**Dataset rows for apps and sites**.
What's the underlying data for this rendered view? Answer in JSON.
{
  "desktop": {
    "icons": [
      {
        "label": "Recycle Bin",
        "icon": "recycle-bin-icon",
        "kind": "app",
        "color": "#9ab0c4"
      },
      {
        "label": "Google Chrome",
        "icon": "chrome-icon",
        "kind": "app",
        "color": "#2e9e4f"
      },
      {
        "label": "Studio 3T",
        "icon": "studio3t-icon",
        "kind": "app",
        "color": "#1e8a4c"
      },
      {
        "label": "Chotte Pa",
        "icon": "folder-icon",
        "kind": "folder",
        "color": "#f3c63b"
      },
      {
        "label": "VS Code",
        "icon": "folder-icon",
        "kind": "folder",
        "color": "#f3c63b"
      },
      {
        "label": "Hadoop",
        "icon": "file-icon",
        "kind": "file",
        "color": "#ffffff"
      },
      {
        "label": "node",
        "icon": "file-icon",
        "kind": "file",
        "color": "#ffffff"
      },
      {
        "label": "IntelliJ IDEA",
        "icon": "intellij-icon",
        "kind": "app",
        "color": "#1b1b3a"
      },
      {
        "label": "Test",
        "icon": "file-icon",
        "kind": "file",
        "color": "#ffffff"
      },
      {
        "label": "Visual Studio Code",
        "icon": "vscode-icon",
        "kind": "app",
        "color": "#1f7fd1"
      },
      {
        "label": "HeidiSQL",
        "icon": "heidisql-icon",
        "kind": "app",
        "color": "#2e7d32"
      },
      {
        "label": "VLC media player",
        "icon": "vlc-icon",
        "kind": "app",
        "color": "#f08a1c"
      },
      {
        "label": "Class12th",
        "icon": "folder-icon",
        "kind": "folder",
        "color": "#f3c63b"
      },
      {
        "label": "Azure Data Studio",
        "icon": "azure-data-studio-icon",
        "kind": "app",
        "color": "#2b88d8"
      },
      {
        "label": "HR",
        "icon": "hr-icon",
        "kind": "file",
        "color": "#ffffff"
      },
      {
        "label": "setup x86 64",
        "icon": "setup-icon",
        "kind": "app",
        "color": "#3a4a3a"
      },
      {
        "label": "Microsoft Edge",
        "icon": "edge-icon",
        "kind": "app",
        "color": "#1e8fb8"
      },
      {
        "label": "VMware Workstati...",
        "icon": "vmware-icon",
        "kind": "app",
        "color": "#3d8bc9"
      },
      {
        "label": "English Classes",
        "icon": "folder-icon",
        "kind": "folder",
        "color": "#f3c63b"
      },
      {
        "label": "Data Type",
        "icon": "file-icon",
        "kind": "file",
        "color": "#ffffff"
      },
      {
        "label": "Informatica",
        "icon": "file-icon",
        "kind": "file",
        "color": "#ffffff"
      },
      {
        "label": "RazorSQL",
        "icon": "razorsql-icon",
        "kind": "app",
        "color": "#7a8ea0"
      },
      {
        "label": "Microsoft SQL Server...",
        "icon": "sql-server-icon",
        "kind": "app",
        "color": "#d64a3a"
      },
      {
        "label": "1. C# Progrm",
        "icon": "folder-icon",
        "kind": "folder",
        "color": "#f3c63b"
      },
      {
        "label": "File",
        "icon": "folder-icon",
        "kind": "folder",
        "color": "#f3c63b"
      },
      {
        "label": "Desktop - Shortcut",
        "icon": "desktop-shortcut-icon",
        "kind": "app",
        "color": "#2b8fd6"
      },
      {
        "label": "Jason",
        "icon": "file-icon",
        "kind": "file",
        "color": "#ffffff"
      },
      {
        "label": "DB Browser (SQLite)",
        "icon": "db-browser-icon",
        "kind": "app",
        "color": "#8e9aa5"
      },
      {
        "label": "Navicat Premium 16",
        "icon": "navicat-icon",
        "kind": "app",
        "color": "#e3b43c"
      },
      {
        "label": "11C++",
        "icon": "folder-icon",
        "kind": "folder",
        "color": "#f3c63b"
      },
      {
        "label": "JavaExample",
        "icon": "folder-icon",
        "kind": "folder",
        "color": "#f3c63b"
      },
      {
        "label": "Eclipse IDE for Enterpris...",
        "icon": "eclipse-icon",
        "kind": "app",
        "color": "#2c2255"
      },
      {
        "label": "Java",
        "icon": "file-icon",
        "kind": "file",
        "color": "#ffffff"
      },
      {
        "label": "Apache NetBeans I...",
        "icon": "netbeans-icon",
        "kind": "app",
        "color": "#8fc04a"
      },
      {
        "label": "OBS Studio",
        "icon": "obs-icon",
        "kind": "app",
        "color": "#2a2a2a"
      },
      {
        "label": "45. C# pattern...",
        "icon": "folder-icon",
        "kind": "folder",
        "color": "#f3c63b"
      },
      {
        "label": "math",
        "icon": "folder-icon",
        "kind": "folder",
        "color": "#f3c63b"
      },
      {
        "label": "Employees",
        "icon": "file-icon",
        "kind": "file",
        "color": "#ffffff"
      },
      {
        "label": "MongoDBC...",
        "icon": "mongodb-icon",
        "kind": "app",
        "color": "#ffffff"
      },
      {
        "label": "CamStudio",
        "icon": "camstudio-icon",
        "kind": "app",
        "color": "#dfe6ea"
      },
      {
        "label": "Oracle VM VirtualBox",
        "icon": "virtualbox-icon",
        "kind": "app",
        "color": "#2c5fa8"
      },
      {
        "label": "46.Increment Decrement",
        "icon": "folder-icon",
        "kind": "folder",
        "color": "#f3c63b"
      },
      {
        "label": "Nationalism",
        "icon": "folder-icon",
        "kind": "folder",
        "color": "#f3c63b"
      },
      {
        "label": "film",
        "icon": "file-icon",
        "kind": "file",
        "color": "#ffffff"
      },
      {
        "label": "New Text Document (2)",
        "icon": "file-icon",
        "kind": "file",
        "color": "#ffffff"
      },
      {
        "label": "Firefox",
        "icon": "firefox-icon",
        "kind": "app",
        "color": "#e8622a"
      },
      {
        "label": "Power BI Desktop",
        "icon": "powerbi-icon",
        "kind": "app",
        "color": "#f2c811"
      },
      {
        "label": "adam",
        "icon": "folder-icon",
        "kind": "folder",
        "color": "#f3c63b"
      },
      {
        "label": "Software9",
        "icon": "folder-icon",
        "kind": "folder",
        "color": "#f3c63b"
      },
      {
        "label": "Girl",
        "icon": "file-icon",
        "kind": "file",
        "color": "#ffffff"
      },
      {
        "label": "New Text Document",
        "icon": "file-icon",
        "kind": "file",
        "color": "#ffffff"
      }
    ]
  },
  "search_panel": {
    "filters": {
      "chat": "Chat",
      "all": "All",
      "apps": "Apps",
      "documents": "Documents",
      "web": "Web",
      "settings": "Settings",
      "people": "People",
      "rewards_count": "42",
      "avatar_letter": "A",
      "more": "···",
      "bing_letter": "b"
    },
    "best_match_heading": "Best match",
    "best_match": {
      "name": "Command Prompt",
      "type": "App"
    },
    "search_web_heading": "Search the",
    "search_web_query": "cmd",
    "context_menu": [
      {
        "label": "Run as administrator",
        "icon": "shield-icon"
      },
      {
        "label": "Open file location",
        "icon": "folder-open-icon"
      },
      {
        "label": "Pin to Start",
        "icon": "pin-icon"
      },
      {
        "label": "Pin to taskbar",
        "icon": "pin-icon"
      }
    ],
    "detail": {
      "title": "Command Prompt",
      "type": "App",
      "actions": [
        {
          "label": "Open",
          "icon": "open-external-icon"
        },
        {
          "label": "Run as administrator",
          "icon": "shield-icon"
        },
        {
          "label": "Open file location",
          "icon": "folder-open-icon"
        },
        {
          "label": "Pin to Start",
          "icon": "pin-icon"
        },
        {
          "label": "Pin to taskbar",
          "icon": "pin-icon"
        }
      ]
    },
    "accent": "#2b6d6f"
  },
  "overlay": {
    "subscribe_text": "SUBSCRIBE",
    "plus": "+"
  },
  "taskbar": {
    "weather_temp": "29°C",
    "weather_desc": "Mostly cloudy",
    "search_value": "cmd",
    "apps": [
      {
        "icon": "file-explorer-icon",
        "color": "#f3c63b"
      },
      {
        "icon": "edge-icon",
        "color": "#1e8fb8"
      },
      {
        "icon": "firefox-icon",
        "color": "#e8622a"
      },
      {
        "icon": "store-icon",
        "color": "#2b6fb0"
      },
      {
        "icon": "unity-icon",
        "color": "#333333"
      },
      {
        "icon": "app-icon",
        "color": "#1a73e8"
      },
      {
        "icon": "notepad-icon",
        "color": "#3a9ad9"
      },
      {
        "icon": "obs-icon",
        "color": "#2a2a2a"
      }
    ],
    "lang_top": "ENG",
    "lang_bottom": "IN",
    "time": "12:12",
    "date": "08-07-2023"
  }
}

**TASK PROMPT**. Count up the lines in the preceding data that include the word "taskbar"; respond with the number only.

**TASK SOLUTION**. 3